On average, there were 982 patients every day who were clinically ready for discharge from hospital taking up beds because of delays.
According to a Public Health Scotland annual report, the number of delayed discharges plummeted at the start of the pandemic as patients were moved or sent home to create space in preparation for dealing with those infected with Covid-19.
Between March last year and April 2020, the average number of days of delayed discharge more than halved from 1,452 to 676.
But, since April 2020, delayed discharges increased in all but three months, reaching a peak of 1,135 per day in January 2021, followed by 1,088 daily cases and 1,092 delays in the final two months of the financial year.
NHS Scotland figures for the year ending March 31 also reveal 63 per cent of the occupied beds in delayed discharge cases were for people over 75, with the remaining 130,902 bed days (37 per cent ) occupied by people aged 18-74.
Almost a third (65 per cent) of delays were due to the health and social care system, with care arrangement delays responsible for 28 per cent of cases, a lack of availability in other settings such as care homes blamed for 22%, and patients awaiting community care assessments causing 15 per cent of delays.
There were 30 per cent described as “complex” delay reasons, such as awaiting a place in a specialist facility, where an interim move is not appropriate or if the person legally lacks the capacity to be moved.
Reasons such as patient and family-related delays, awaiting funding and transport, accounted for the other 5 per cent of delays.
Delayed discharges linked to mental health specialities accounted for 79,650 (22 per cent) of all the clinically-unnecessary prolonged stays across Scotland.
Across the whole year, the average daily number of delayed discharge beds occupied fell by 34 per cent compared to 2019/20, with the report stating: “This decrease will be influenced by the measures put in place to respond to Covid-19.”

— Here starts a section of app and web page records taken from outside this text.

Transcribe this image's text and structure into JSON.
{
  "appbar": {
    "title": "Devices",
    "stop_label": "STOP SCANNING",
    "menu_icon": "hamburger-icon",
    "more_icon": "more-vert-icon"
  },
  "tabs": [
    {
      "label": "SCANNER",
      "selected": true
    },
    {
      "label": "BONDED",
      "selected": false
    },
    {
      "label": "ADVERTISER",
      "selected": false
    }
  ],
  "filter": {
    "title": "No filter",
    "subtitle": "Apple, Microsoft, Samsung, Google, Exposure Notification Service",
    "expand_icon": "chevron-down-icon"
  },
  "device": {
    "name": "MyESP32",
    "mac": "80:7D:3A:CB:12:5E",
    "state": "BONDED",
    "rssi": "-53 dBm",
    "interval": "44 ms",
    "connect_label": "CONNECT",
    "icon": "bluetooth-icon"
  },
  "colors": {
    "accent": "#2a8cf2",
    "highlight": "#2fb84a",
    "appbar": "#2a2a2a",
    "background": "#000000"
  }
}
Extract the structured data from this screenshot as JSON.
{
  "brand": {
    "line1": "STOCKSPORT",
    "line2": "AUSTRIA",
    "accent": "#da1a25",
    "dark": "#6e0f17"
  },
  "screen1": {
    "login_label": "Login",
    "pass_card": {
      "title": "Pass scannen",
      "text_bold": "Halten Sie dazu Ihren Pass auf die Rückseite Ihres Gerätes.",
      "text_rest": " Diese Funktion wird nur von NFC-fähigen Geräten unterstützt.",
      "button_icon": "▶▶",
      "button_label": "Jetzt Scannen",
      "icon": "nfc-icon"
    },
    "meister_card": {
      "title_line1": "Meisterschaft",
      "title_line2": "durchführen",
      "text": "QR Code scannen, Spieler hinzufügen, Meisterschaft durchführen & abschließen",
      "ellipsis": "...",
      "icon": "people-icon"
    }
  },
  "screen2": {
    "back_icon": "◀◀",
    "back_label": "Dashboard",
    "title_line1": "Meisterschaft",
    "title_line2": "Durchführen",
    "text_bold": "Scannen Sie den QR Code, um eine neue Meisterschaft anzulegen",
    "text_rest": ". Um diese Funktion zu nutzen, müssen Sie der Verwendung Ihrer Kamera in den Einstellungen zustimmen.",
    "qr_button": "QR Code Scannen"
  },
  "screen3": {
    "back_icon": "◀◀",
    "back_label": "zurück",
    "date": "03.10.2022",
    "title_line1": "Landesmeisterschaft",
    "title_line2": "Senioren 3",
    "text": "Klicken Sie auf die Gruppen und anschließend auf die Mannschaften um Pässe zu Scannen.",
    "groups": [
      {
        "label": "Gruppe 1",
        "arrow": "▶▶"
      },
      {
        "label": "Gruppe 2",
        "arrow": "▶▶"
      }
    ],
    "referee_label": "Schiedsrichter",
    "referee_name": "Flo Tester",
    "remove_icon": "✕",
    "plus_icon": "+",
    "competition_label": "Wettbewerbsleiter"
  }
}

NHS Greater Glasgow & Clyde is the health board with the highest average daily number of beds occupied by people who were delayed (234), followed by NHS Lothian with 141 and NHS Lanarkshire with 128.
NHS Shetland showed the lowest average daily number with one bed occupied per day by people delayed in their discharge and NHS Dumfries & Galloway is the lowest of the mainland health boards with 25 per day on average.
A Scottish Government spokesman said: “We are committed to safely reducing delayed discharge because being at home or in a community setting is in the best interests of people who no longer require hospital treatment.
“Today’s report shows that there has been a 34 per cent reduction in bed days lost due to delays between March 2020 and March 2021. Clearly steps taken during the pandemic to protect patients and protect the NHS are being shown in today’s findings.
“We are clear that decisions about care and treatment should always be clinically based, in the individual’s best interests, and taken in consultation with the individual or their families and representatives.”